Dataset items
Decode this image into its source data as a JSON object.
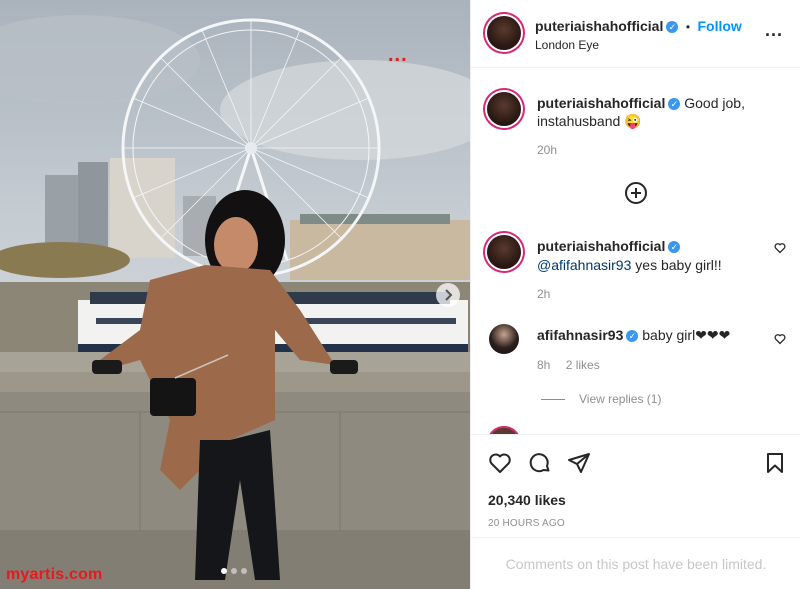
{
  "post": {
    "username": "puteriaishahofficial",
    "separator": "•",
    "follow_label": "Follow",
    "location": "London Eye",
    "more_label": "..."
  },
  "caption": {
    "username": "puteriaishahofficial",
    "text": "Good job, instahusband 😜",
    "time": "20h"
  },
  "comments": [
    {
      "username": "puteriaishahofficial",
      "mention": "@afifahnasir93",
      "text": "yes baby girl!!",
      "time": "2h"
    },
    {
      "username": "afifahnasir93",
      "text": "baby girl❤❤❤",
      "time": "8h",
      "likes": "2 likes",
      "view_replies": "View replies (1)"
    }
  ],
  "stats": {
    "likes": "20,340 likes",
    "age": "20 HOURS AGO",
    "comments_limited": "Comments on this post have been limited."
  },
  "watermark": "myartis.com",
  "photo_overlay_dots": "...",
  "colors": {
    "accent": "#0095f6",
    "verified": "#3897f0",
    "watermark": "#e8191c",
    "hearts": "#ed4956"
  },
  "icons": {
    "load_more": "plus-circle-icon",
    "like": "heart-icon",
    "comment": "comment-icon",
    "share": "send-icon",
    "save": "bookmark-icon",
    "next": "chevron-right-icon"
  }
}
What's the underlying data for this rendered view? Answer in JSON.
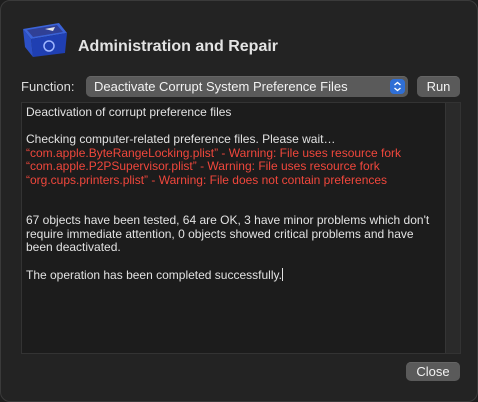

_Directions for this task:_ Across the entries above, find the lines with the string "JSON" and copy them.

_Answer for this exercise:_
Decode this image into its source data as a JSON object.
What's the underlying data for this rendered view? Answer in JSON.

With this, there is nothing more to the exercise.